Despite two straight rough outings, Cisnero has been the primary setup man to Gregory Soto. He’s pitched in 67 games with 62 strikeouts in 61⅔ innings with 18 holds and four saves. He’s allowed seven of 33 inherited runners to score.
Right-hander Jason Foley was called up from Triple-A Toledo. It is his third stint with the Tigers this season.
Around the horn
Miguel Cabrera was named the Tigers' nominee for the prestigious Roberto Clemente Award. The award honors a player who best represents the game through extraordinary character, community involvement, philanthropy and positive contributions, both on and off the field.
… Pitching coach Chris Fetter, quality control coach Josh Paul and bullpen catcher Jeremy Carroll were all back with the club Tuesday. They had been quarantined the previous eight days after being victims of contact tracing.
… Bench coach George Lombard, who tested positive for COVID-19 in Pittsburgh, is on track to return this weekend for the Tigers series in Tampa. The timetable isn’t as clear for relievers Joe Jimenez and Miguel Del Pozo, who also tested positive. Hinch said they are both feeling better physically, but haven’t yet started a throwing program.
Brewers at Tigers
► First pitch: 1:10 p.m. Wednesday, Comerica Park, Detroit
► TV/radio: BSD, MLBN/97.1
► RHP Brandon Woodruff (9-8, 2.48), Brewers: It’s fair to wonder how he ever lost eight games. His four-seam fastball averages 96.5 mph. He’s got 103 punch-outs with it in 239 plate appearances, and a 30% swing-and-miss rate. His curve (.141 opponent average), change-up (.189) and slider (.241) are plus pitches, too.

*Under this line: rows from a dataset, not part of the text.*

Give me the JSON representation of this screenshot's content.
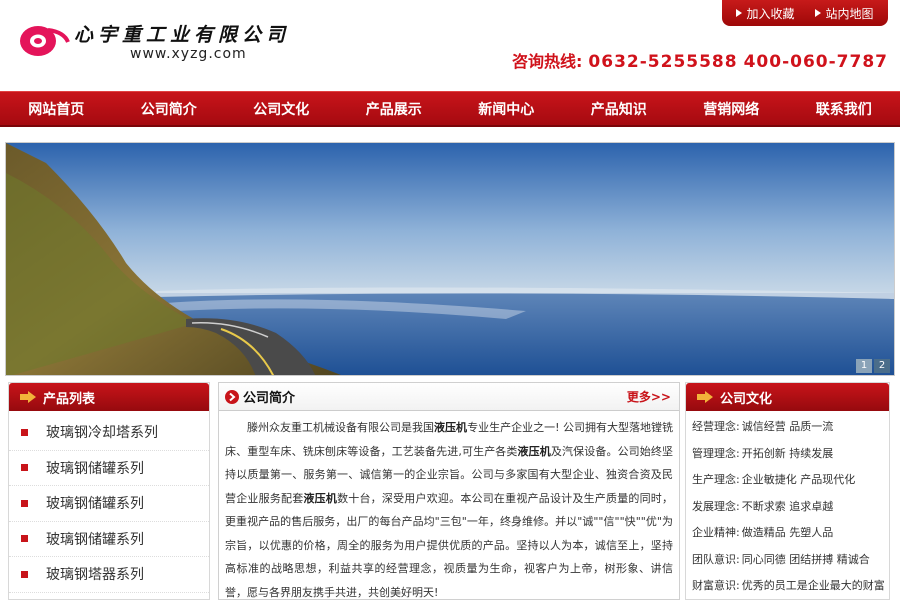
{
  "header": {
    "logo_text": "心宇重工业有限公司",
    "logo_url": "www.xyzg.com",
    "top_links": [
      "加入收藏",
      "站内地图"
    ],
    "hotline_label": "咨询热线:",
    "hotline_numbers": [
      "0632-5255588",
      "400-060-7787"
    ]
  },
  "nav": {
    "items": [
      "网站首页",
      "公司简介",
      "公司文化",
      "产品展示",
      "新闻中心",
      "产品知识",
      "营销网络",
      "联系我们"
    ]
  },
  "banner": {
    "controls": [
      "1",
      "2"
    ],
    "active_index": 0
  },
  "products": {
    "title": "产品列表",
    "items": [
      "玻璃钢冷却塔系列",
      "玻璃钢储罐系列",
      "玻璃钢储罐系列",
      "玻璃钢储罐系列",
      "玻璃钢塔器系列"
    ]
  },
  "intro": {
    "title": "公司简介",
    "more": "更多>>",
    "seg1": "滕州众友重工机械设备有限公司是我国",
    "kw1": "液压机",
    "seg2": "专业生产企业之一! 公司拥有大型落地镗铣床、重型车床、铣床刨床等设备，工艺装备先进,可生产各类",
    "kw2": "液压机",
    "seg3": "及汽保设备。公司始终坚持以质量第一、服务第一、诚信第一的企业宗旨。公司与多家国有大型企业、独资合资及民营企业服务配套",
    "kw3": "液压机",
    "seg4": "数十台，深受用户欢迎。本公司在重视产品设计及生产质量的同时，更重视产品的售后服务，出厂的每台产品均\"三包\"一年，终身维修。并以\"诚\"\"信\"\"快\"\"优\"为宗旨，以优惠的价格，周全的服务为用户提供优质的产品。坚持以人为本，诚信至上，坚持高标准的战略思想，利益共享的经营理念，视质量为生命，视客户为上帝，树形象、讲信誉，愿与各界朋友携手共进，共创美好明天!"
  },
  "culture": {
    "title": "公司文化",
    "rows": [
      {
        "k": "经营理念:",
        "v": "诚信经营 品质一流"
      },
      {
        "k": "管理理念:",
        "v": "开拓创新 持续发展"
      },
      {
        "k": "生产理念:",
        "v": "企业敏捷化 产品现代化"
      },
      {
        "k": "发展理念:",
        "v": "不断求索 追求卓越"
      },
      {
        "k": "企业精神:",
        "v": "做造精品 先塑人品"
      },
      {
        "k": "团队意识:",
        "v": "同心同德 团结拼搏 精诚合"
      },
      {
        "k": "财富意识:",
        "v": "优秀的员工是企业最大的财富"
      }
    ]
  },
  "colors": {
    "brand_red": "#c8141a",
    "hotline_red": "#d0121b",
    "logo_pink": "#e4145a"
  }
}
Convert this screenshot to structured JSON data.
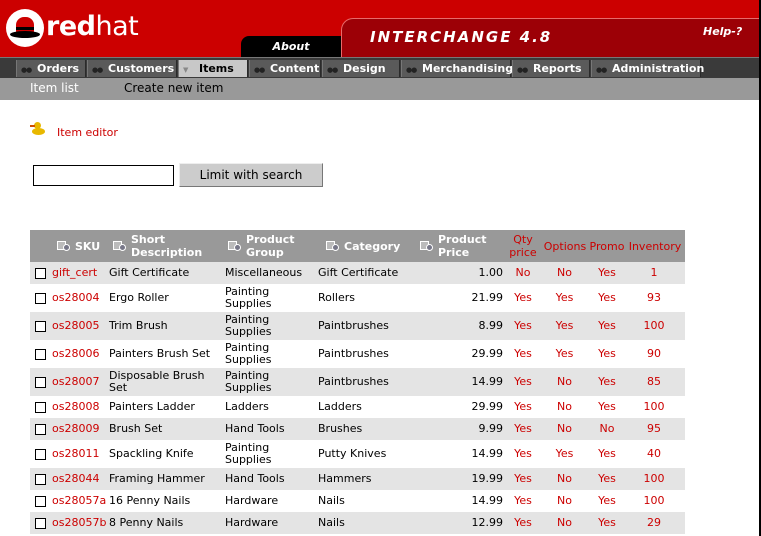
{
  "header": {
    "logo_part1": "red",
    "logo_part2": "hat",
    "about_tab": "About",
    "app_title": "INTERCHANGE 4.8",
    "help_link": "Help-?"
  },
  "nav": {
    "items": [
      {
        "label": "Orders"
      },
      {
        "label": "Customers"
      },
      {
        "label": "Items"
      },
      {
        "label": "Content"
      },
      {
        "label": "Design"
      },
      {
        "label": "Merchandising"
      },
      {
        "label": "Reports"
      },
      {
        "label": "Administration"
      }
    ],
    "active_index": 2
  },
  "subnav": {
    "item_list": "Item list",
    "create_new": "Create new item"
  },
  "editor": {
    "link": "Item editor"
  },
  "search": {
    "value": "",
    "button": "Limit with search"
  },
  "table": {
    "headers": {
      "sku": "SKU",
      "desc": "Short Description",
      "group": "Product Group",
      "category": "Category",
      "price": "Product Price",
      "qty": "Qty price",
      "options": "Options",
      "promo": "Promo",
      "inventory": "Inventory"
    },
    "rows": [
      {
        "sku": "gift_cert",
        "desc": "Gift Certificate",
        "group": "Miscellaneous",
        "category": "Gift Certificate",
        "price": "1.00",
        "qty": "No",
        "options": "No",
        "promo": "Yes",
        "inventory": "1"
      },
      {
        "sku": "os28004",
        "desc": "Ergo Roller",
        "group": "Painting Supplies",
        "category": "Rollers",
        "price": "21.99",
        "qty": "Yes",
        "options": "Yes",
        "promo": "Yes",
        "inventory": "93"
      },
      {
        "sku": "os28005",
        "desc": "Trim Brush",
        "group": "Painting Supplies",
        "category": "Paintbrushes",
        "price": "8.99",
        "qty": "Yes",
        "options": "Yes",
        "promo": "Yes",
        "inventory": "100"
      },
      {
        "sku": "os28006",
        "desc": "Painters Brush Set",
        "group": "Painting Supplies",
        "category": "Paintbrushes",
        "price": "29.99",
        "qty": "Yes",
        "options": "Yes",
        "promo": "Yes",
        "inventory": "90"
      },
      {
        "sku": "os28007",
        "desc": "Disposable Brush Set",
        "group": "Painting Supplies",
        "category": "Paintbrushes",
        "price": "14.99",
        "qty": "Yes",
        "options": "No",
        "promo": "Yes",
        "inventory": "85"
      },
      {
        "sku": "os28008",
        "desc": "Painters Ladder",
        "group": "Ladders",
        "category": "Ladders",
        "price": "29.99",
        "qty": "Yes",
        "options": "No",
        "promo": "Yes",
        "inventory": "100"
      },
      {
        "sku": "os28009",
        "desc": "Brush Set",
        "group": "Hand Tools",
        "category": "Brushes",
        "price": "9.99",
        "qty": "Yes",
        "options": "No",
        "promo": "No",
        "inventory": "95"
      },
      {
        "sku": "os28011",
        "desc": "Spackling Knife",
        "group": "Painting Supplies",
        "category": "Putty Knives",
        "price": "14.99",
        "qty": "Yes",
        "options": "Yes",
        "promo": "Yes",
        "inventory": "40"
      },
      {
        "sku": "os28044",
        "desc": "Framing Hammer",
        "group": "Hand Tools",
        "category": "Hammers",
        "price": "19.99",
        "qty": "Yes",
        "options": "No",
        "promo": "Yes",
        "inventory": "100"
      },
      {
        "sku": "os28057a",
        "desc": "16 Penny Nails",
        "group": "Hardware",
        "category": "Nails",
        "price": "14.99",
        "qty": "Yes",
        "options": "No",
        "promo": "Yes",
        "inventory": "100"
      },
      {
        "sku": "os28057b",
        "desc": "8 Penny Nails",
        "group": "Hardware",
        "category": "Nails",
        "price": "12.99",
        "qty": "Yes",
        "options": "No",
        "promo": "Yes",
        "inventory": "29"
      }
    ]
  },
  "colors": {
    "brand_red": "#cc0000",
    "dark_red": "#9c0006",
    "nav_bg": "#3a3a3a",
    "header_grey": "#999999",
    "row_alt": "#e4e4e4"
  }
}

► RHP Matt Manning (3-6, 6.14), Tigers: He had four strikeouts in three innings before he took comebacker off the inside of his knee in his last start. He didn’t miss any time between starts, though. His numbers show the difficulty of trying to develop against big-league hitters — .305/.355/.484 opponent slash-line, 91 mph average exit velocity on balls in play against him.